*** Block opens ***

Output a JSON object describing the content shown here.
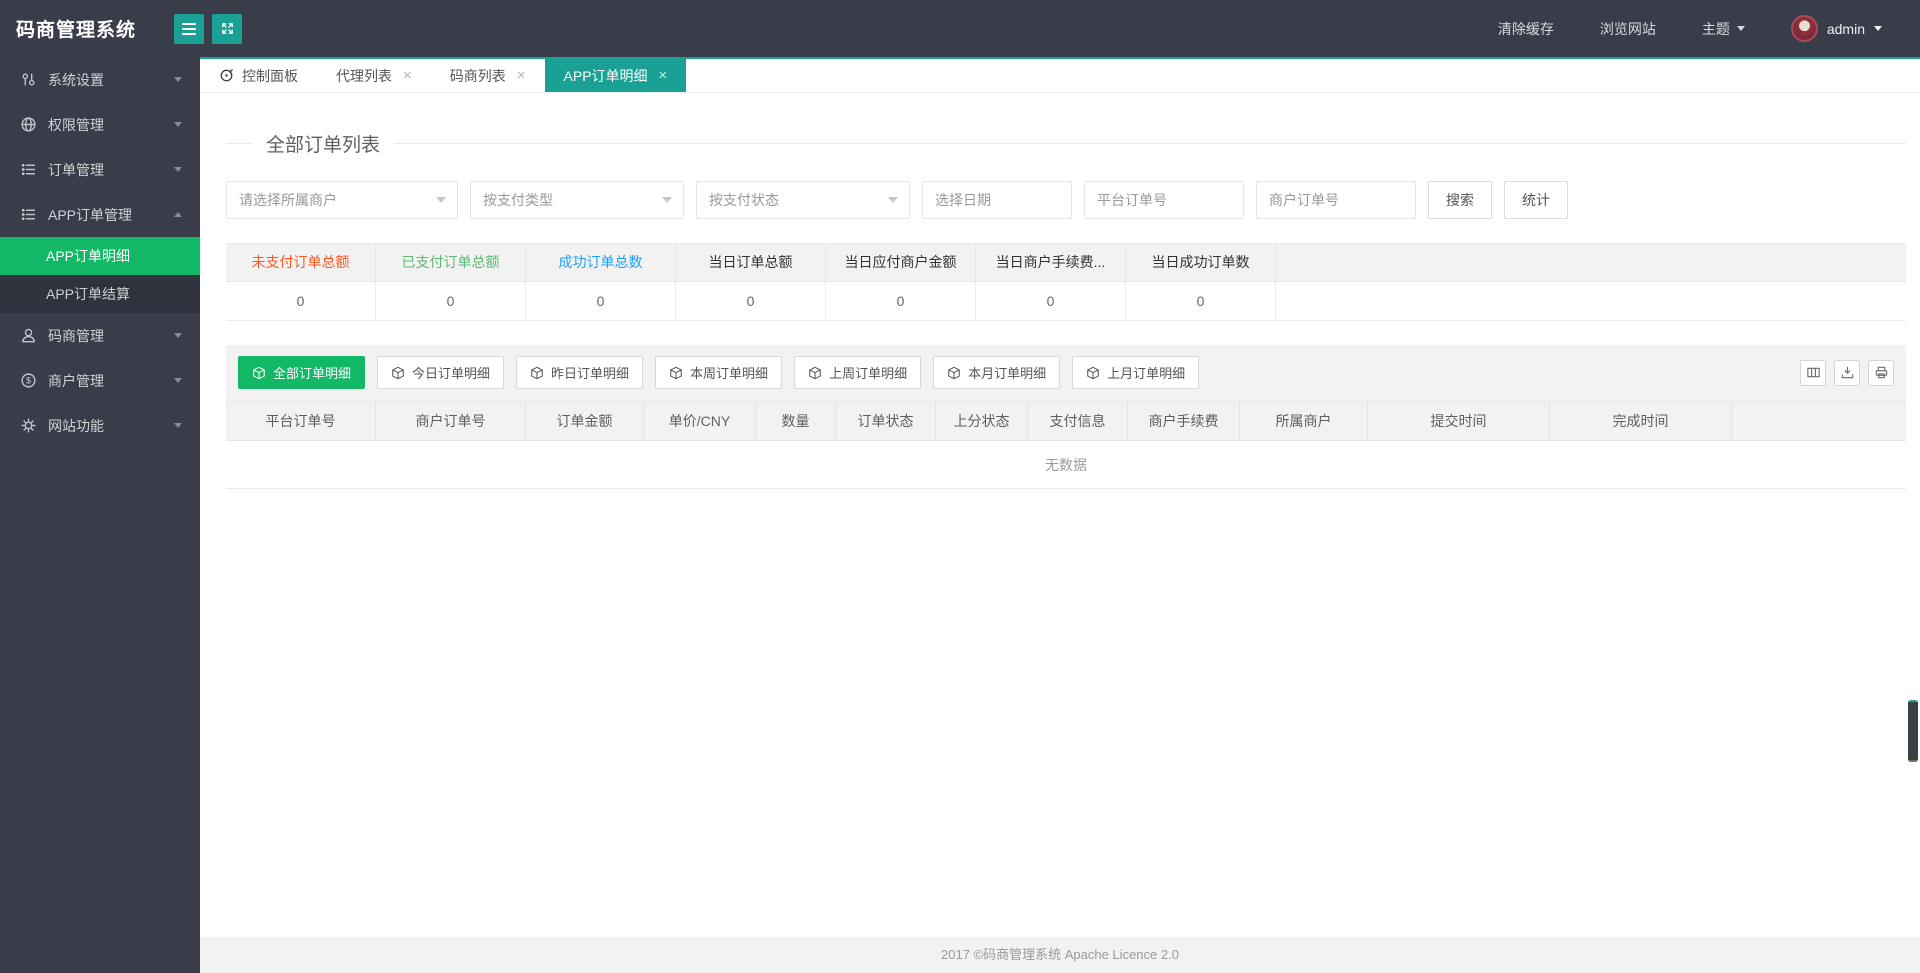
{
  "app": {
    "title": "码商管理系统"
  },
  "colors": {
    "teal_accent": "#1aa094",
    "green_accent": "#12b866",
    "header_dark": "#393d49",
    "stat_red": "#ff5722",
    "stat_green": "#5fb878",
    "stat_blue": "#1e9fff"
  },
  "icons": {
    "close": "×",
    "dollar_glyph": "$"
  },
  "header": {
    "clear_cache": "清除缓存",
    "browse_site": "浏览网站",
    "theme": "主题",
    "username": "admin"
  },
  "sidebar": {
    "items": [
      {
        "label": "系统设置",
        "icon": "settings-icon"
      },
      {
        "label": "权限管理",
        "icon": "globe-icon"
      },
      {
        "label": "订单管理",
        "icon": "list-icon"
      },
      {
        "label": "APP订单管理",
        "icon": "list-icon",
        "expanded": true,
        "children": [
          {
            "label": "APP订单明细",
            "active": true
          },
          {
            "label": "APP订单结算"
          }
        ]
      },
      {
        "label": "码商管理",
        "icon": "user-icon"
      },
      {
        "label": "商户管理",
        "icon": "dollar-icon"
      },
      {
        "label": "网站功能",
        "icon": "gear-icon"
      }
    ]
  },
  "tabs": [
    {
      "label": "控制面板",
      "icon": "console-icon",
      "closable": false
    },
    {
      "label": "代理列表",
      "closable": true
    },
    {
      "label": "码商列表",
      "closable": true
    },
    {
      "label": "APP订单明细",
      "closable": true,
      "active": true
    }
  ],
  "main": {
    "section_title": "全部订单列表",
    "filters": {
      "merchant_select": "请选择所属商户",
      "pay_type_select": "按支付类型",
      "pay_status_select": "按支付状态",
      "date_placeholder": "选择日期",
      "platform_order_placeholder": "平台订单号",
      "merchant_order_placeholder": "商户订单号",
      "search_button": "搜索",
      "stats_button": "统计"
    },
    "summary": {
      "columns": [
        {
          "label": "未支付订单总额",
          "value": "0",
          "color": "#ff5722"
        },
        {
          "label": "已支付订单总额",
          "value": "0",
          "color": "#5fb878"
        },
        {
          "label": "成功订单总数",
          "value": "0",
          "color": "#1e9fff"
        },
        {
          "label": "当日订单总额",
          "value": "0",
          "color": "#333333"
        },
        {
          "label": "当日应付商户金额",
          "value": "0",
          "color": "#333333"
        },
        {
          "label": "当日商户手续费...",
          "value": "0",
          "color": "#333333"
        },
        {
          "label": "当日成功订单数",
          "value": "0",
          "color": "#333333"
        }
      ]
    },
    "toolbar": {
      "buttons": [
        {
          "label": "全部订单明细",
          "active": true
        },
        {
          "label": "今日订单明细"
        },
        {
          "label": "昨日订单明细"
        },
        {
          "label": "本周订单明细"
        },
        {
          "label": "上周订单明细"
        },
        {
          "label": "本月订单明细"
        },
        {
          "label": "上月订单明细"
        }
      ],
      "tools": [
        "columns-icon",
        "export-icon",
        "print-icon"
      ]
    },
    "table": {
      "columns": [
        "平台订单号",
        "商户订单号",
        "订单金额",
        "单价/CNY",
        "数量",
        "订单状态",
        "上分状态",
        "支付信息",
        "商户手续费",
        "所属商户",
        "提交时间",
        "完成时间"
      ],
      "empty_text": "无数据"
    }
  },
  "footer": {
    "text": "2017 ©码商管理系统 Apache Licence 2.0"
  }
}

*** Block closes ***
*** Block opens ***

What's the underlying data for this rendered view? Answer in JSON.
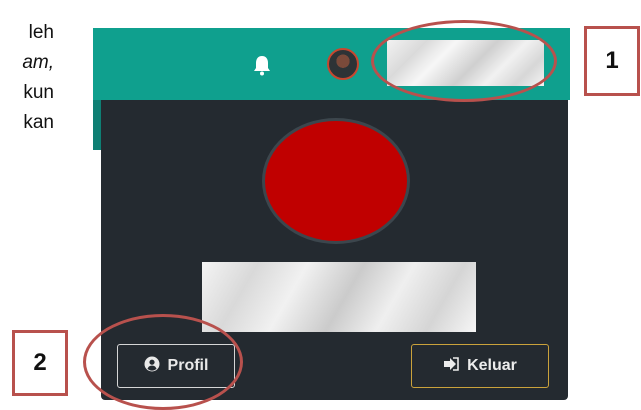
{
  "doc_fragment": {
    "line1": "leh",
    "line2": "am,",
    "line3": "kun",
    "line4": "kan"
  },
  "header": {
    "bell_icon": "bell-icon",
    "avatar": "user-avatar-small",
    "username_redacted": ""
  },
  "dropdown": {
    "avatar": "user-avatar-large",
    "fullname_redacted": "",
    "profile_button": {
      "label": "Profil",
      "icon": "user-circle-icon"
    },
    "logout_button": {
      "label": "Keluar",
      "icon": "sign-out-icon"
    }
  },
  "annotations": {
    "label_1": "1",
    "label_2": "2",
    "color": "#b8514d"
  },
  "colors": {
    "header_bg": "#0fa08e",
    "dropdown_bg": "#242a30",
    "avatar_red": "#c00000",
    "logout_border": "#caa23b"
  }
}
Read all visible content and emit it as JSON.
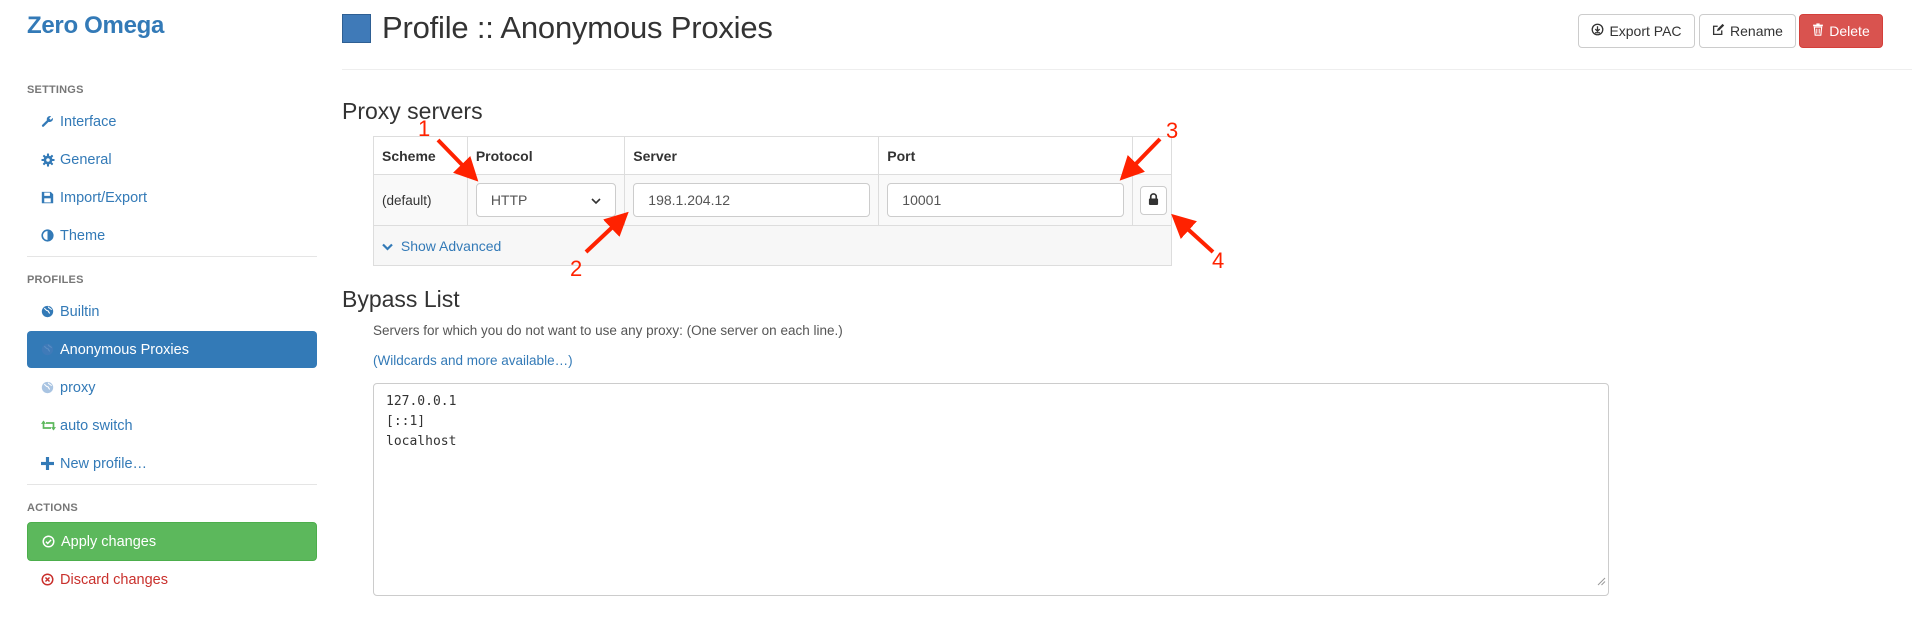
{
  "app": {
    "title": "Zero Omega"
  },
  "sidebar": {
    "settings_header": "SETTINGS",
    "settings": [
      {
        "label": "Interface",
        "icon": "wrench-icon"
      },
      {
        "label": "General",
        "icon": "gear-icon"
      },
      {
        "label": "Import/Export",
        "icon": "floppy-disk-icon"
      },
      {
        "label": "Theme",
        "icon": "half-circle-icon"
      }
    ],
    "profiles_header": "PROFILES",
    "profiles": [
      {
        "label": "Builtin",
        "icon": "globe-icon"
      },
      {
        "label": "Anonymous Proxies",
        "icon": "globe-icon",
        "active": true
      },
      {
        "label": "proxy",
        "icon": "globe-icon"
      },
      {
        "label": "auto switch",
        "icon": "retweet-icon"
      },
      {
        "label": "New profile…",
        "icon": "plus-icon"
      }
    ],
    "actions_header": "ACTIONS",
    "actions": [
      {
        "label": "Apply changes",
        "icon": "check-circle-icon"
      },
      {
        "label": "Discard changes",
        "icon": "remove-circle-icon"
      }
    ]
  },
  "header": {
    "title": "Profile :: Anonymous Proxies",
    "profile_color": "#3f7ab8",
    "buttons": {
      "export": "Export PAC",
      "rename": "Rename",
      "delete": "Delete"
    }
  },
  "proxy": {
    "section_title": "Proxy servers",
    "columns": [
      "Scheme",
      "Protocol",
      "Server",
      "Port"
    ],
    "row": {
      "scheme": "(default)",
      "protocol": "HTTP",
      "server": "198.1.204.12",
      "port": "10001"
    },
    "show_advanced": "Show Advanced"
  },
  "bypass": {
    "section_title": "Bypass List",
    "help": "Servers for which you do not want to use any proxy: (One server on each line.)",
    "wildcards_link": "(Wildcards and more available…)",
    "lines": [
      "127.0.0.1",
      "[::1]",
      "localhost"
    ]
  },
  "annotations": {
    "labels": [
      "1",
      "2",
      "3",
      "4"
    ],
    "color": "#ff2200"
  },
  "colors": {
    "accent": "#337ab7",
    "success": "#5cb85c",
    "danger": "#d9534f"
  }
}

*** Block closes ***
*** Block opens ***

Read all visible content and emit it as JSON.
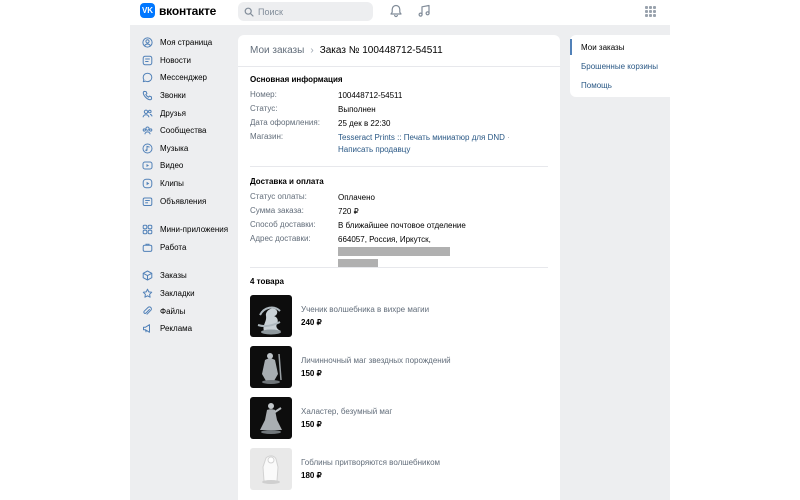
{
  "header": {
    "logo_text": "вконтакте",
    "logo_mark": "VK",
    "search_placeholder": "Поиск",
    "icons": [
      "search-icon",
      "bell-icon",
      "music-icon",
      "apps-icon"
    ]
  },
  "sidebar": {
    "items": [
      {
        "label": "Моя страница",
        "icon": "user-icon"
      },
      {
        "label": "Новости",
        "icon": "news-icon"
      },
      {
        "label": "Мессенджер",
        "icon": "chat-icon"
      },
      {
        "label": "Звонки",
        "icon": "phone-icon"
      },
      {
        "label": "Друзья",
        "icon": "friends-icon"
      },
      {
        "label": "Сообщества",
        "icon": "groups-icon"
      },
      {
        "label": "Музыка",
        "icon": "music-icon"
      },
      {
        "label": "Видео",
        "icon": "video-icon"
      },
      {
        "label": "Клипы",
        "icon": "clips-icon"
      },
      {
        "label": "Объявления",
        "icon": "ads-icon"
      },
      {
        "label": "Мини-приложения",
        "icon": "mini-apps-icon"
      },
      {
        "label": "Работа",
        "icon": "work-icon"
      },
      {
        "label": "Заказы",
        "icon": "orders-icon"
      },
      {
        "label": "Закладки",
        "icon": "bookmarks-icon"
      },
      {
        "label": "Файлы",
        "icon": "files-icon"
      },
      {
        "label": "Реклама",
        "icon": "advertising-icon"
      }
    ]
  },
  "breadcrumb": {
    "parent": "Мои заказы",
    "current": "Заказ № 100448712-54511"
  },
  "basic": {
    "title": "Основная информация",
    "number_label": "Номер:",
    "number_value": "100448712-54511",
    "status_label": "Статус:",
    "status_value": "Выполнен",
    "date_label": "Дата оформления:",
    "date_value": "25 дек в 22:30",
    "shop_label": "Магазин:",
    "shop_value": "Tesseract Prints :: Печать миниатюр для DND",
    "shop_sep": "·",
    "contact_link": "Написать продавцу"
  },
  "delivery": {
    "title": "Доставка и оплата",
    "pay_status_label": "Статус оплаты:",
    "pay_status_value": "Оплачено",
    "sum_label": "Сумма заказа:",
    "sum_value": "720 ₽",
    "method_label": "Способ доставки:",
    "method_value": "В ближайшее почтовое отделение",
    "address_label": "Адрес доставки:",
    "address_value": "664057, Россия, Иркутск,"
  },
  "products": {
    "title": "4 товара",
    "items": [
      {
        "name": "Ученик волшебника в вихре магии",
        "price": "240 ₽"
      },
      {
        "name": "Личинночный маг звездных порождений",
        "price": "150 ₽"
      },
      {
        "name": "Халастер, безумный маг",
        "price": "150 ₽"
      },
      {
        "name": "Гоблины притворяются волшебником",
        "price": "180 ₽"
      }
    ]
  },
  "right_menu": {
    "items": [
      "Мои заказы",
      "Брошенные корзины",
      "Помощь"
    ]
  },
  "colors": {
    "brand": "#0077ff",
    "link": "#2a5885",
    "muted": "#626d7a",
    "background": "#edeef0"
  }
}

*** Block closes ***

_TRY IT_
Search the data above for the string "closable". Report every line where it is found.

_TASK RESPONSE_
      "closable": false
      "closable": true
      "closable": true
      "closable": true,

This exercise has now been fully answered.